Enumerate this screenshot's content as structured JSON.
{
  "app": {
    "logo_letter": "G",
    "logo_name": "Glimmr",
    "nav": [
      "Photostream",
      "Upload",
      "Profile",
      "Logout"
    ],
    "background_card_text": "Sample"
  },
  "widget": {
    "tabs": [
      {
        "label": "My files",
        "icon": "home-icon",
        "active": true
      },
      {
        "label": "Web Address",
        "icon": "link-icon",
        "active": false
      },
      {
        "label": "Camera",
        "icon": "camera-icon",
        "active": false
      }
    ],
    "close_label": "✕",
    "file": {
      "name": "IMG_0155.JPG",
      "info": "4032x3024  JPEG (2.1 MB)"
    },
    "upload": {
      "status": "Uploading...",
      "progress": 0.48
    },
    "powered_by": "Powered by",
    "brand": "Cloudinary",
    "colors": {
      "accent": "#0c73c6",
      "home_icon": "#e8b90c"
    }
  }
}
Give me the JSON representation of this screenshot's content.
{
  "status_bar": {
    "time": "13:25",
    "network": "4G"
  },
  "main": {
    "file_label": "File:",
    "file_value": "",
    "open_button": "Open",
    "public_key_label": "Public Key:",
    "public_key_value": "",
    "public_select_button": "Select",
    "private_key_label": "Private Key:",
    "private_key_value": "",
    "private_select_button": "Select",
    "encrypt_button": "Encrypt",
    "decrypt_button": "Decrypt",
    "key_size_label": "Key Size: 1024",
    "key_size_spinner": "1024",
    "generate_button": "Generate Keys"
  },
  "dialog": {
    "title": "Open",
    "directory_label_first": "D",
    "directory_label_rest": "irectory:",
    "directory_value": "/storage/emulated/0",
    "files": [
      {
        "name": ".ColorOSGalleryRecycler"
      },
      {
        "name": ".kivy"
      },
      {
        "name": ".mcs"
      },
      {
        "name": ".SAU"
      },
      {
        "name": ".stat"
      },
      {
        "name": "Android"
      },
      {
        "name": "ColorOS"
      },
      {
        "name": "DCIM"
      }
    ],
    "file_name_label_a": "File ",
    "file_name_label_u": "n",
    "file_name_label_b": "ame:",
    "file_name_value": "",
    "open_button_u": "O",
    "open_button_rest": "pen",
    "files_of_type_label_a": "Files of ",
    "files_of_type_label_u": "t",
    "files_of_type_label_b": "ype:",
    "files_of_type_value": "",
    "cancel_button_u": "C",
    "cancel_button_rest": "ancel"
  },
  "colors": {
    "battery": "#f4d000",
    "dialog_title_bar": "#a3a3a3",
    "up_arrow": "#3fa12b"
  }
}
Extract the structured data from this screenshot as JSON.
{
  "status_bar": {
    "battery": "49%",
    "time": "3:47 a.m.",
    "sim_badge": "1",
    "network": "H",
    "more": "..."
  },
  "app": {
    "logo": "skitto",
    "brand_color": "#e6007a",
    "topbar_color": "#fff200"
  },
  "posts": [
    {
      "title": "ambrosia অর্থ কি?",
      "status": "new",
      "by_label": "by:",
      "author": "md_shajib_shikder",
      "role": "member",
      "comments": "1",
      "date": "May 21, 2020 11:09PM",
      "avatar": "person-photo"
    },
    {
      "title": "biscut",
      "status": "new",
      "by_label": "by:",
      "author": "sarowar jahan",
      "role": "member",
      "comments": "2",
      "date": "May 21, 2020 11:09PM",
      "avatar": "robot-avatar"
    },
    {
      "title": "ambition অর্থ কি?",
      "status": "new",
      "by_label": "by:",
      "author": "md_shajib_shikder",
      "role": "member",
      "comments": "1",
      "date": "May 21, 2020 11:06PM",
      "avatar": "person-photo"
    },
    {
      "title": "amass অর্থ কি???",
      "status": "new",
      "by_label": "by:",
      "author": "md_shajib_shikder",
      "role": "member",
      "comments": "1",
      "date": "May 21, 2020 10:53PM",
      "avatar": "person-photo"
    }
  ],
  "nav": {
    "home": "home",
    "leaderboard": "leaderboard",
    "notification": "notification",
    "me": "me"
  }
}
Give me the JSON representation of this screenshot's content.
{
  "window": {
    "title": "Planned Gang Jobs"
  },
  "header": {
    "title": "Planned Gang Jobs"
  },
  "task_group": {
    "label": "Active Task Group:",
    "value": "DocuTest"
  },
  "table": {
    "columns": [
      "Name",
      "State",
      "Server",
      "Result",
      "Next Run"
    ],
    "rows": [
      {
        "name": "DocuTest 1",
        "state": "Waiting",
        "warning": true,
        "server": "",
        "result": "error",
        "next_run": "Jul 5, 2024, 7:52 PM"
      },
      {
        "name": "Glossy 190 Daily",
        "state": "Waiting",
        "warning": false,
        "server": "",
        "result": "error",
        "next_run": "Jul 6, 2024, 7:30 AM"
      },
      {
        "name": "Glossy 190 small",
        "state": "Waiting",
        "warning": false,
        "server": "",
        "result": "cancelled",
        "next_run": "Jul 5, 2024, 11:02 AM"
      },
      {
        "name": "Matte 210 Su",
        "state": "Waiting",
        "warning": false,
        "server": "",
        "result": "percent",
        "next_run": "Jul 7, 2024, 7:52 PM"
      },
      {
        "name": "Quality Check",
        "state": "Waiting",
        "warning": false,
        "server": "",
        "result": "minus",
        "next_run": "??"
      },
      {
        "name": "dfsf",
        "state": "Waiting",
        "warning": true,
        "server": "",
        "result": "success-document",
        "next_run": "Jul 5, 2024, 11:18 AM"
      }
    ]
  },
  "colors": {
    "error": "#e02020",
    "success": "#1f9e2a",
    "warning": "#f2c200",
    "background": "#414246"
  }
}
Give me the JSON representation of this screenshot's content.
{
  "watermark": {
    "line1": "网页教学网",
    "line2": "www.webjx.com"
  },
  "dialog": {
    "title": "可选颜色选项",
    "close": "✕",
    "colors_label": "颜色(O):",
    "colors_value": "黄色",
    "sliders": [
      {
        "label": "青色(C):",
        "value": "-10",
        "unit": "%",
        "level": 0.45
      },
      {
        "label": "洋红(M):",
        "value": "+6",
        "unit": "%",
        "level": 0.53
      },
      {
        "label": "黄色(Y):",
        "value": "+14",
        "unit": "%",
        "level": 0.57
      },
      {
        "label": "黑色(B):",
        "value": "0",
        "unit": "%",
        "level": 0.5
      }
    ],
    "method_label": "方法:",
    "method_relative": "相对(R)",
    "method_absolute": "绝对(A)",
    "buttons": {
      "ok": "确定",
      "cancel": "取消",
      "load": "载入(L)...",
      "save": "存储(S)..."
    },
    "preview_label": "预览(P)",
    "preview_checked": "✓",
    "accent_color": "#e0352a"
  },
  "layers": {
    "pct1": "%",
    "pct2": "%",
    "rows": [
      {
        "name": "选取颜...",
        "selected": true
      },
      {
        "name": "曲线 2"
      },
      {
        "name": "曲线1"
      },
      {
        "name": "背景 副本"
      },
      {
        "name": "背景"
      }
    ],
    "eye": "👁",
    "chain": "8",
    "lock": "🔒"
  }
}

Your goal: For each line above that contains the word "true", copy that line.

Result:
        "active": true
        "warning": true,
        "warning": true,
        "selected": true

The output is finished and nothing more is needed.